Dataset excerpts

BEGIN

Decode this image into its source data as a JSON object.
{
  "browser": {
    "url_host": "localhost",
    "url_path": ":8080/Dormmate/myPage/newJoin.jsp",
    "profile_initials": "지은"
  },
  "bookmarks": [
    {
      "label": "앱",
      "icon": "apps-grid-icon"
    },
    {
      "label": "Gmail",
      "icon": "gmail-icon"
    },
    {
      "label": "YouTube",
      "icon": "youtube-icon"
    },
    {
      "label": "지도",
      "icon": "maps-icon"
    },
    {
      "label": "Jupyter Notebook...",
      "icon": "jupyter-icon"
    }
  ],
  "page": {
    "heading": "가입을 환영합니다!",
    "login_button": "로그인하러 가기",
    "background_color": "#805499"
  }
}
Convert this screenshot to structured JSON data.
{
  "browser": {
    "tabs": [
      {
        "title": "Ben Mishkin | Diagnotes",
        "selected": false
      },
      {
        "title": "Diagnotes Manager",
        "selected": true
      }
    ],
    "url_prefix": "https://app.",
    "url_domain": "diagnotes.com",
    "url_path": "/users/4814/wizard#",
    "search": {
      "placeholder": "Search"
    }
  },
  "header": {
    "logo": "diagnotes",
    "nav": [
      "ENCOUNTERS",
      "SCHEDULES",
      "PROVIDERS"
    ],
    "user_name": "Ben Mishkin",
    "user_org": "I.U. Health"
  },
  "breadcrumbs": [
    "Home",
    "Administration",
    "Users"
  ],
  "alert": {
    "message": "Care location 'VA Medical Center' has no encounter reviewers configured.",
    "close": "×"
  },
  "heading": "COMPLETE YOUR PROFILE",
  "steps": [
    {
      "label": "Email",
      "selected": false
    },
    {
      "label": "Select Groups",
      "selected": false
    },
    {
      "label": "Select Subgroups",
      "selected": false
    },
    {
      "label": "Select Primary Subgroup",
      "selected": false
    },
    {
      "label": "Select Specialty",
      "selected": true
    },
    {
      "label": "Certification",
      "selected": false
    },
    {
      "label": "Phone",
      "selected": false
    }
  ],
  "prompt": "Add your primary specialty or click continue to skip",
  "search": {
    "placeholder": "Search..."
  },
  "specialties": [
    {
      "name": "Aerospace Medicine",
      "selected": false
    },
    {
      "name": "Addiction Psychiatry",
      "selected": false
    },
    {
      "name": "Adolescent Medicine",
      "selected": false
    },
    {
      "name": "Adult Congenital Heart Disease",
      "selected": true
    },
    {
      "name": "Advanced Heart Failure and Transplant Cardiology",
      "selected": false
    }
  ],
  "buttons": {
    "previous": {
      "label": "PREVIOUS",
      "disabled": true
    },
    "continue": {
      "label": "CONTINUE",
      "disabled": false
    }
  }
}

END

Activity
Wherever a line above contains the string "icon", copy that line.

Written response
      "icon": "apps-grid-icon"
      "icon": "gmail-icon"
      "icon": "youtube-icon"
      "icon": "maps-icon"
      "icon": "jupyter-icon"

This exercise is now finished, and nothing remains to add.